DATA FOR REVIEW: Begin

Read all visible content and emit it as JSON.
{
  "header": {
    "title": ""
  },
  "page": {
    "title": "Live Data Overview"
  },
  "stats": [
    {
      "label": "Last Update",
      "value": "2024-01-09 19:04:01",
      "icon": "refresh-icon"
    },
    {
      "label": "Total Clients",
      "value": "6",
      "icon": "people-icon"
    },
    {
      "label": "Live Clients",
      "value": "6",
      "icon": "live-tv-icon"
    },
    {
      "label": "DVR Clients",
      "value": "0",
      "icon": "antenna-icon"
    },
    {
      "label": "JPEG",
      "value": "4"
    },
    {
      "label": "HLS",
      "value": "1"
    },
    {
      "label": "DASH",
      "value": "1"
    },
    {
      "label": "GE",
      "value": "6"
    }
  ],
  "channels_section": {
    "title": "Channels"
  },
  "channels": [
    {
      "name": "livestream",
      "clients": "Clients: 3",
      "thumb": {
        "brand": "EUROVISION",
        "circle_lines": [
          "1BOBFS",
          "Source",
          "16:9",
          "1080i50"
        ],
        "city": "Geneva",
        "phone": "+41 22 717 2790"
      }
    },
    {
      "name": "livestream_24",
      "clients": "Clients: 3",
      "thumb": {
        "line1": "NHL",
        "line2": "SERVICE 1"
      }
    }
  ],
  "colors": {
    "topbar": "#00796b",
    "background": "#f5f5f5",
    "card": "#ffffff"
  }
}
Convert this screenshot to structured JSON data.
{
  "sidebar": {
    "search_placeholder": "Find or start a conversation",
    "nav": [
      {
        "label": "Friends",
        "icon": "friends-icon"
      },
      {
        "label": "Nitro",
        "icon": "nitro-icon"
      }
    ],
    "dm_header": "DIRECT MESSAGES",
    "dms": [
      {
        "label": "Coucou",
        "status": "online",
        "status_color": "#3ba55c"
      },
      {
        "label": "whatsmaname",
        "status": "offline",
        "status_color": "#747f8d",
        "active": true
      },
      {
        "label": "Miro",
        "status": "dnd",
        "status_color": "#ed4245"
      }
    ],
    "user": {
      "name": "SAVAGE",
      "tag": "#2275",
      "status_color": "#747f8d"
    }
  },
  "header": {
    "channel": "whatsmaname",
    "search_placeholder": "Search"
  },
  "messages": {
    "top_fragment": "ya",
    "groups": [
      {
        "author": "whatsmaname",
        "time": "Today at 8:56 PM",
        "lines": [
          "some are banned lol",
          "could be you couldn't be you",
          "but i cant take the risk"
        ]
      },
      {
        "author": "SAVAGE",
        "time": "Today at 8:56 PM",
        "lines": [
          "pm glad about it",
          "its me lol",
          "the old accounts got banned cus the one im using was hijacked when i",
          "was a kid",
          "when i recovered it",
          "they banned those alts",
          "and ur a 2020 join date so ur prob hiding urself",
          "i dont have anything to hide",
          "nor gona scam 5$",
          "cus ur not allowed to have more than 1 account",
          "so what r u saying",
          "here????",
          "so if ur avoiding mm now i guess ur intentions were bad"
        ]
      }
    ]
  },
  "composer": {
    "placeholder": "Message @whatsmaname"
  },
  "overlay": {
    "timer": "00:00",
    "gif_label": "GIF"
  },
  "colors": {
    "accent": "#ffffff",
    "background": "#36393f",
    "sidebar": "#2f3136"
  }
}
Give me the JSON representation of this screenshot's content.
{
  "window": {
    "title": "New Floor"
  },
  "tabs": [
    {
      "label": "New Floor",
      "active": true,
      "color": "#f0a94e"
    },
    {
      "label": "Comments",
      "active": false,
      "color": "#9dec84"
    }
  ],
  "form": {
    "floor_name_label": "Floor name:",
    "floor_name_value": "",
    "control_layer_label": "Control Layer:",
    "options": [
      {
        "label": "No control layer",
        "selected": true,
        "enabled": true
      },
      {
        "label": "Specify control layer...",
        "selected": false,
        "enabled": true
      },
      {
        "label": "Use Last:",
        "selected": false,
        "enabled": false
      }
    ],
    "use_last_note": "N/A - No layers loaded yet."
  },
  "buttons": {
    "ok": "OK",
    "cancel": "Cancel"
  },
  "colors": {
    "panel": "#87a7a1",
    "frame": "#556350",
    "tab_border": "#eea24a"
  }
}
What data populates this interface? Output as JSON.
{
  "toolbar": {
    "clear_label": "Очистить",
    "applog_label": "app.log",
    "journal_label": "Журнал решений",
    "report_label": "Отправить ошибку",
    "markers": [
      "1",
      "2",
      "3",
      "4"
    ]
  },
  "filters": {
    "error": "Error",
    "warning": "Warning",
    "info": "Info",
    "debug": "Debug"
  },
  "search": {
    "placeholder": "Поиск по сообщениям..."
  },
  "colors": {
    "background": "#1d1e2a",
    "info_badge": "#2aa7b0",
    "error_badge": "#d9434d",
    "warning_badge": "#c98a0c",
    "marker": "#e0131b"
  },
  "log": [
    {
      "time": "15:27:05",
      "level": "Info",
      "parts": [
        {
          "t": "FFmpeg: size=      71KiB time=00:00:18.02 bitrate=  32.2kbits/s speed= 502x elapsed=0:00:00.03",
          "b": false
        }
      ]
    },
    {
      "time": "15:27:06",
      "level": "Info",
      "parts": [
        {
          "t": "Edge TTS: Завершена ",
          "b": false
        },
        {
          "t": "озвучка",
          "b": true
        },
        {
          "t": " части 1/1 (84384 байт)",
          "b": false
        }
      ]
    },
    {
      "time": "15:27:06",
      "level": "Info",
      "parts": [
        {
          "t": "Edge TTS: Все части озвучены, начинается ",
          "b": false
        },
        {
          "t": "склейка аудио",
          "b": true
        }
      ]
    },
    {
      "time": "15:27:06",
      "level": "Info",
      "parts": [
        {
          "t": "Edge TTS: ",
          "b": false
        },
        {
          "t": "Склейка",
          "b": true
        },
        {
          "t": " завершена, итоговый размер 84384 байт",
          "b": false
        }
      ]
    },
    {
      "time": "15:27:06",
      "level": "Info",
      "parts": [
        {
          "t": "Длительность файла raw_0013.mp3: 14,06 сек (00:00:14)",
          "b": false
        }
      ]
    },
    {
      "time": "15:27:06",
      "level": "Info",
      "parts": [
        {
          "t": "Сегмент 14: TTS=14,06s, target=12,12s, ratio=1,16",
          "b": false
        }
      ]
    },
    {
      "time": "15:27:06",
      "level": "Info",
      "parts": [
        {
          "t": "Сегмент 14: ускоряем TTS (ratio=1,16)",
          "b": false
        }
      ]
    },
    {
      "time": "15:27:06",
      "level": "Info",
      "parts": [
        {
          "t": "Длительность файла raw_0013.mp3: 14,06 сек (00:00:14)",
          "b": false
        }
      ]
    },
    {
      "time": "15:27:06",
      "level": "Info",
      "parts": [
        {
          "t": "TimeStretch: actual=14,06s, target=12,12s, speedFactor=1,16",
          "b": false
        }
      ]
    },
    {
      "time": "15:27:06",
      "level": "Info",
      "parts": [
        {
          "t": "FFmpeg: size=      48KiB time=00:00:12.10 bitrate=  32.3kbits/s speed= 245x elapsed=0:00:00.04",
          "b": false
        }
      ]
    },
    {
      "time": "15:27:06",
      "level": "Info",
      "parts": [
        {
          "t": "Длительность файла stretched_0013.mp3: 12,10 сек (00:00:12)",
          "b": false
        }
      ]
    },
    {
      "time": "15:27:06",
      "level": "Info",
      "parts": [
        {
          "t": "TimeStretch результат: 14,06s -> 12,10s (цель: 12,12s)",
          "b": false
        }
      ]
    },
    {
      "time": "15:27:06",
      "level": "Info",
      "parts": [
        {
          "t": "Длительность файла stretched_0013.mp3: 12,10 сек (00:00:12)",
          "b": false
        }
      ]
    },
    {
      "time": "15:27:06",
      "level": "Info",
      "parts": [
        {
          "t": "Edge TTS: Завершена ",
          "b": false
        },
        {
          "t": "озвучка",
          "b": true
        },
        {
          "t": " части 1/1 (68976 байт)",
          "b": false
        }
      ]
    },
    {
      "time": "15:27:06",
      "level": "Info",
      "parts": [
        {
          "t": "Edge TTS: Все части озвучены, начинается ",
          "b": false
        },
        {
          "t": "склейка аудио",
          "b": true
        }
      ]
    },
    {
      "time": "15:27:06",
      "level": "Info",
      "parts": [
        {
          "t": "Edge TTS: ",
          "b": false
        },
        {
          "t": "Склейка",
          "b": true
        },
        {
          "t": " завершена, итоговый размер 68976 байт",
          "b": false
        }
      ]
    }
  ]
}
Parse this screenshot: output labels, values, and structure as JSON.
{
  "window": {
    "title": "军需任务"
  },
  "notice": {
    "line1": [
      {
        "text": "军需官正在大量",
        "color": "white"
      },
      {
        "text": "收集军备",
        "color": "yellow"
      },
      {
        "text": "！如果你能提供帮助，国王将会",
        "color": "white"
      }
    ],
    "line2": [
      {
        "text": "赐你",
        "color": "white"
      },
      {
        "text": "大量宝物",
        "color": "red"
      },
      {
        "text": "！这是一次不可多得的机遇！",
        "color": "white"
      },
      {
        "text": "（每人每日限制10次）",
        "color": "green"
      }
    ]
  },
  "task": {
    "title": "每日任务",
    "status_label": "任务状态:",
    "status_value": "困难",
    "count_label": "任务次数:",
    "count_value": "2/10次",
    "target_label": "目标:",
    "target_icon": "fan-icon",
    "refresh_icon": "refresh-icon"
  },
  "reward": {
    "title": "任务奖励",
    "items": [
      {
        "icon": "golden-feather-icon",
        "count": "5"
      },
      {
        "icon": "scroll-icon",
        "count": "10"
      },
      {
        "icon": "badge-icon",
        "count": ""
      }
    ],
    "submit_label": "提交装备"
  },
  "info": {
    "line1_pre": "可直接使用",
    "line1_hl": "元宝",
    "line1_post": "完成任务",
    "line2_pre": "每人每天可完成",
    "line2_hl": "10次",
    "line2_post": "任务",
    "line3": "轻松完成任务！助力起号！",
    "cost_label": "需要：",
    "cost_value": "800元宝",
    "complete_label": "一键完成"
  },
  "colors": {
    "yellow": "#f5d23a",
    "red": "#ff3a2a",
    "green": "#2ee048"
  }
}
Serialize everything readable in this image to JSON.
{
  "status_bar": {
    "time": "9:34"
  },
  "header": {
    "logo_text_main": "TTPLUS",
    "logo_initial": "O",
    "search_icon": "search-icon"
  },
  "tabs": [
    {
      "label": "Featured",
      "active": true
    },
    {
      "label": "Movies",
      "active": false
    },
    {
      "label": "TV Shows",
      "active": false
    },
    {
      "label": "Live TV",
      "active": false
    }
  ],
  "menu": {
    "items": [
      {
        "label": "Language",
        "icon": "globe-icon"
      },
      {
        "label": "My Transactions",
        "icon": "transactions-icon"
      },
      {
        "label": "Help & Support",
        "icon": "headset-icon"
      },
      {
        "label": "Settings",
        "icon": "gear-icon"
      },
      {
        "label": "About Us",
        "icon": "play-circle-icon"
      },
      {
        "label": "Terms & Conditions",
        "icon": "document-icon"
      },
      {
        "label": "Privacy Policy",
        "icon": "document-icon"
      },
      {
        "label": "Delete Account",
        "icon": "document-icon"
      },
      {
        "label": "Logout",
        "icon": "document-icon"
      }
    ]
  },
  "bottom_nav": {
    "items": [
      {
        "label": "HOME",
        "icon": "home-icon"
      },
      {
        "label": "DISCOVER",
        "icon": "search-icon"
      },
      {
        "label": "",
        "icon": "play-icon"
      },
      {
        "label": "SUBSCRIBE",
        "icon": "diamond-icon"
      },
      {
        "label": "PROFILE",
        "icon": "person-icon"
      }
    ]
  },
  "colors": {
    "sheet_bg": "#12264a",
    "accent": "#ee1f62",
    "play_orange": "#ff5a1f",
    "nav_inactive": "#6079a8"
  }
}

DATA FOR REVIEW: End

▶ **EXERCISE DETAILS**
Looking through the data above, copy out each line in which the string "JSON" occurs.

▶ **WRITTEN ANSWER**
Read all visible content and emit it as JSON.
Convert this screenshot to structured JSON data.
Give me the JSON representation of this screenshot's content.
What data populates this interface? Output as JSON.
Parse this screenshot: output labels, values, and structure as JSON.
Serialize everything readable in this image to JSON.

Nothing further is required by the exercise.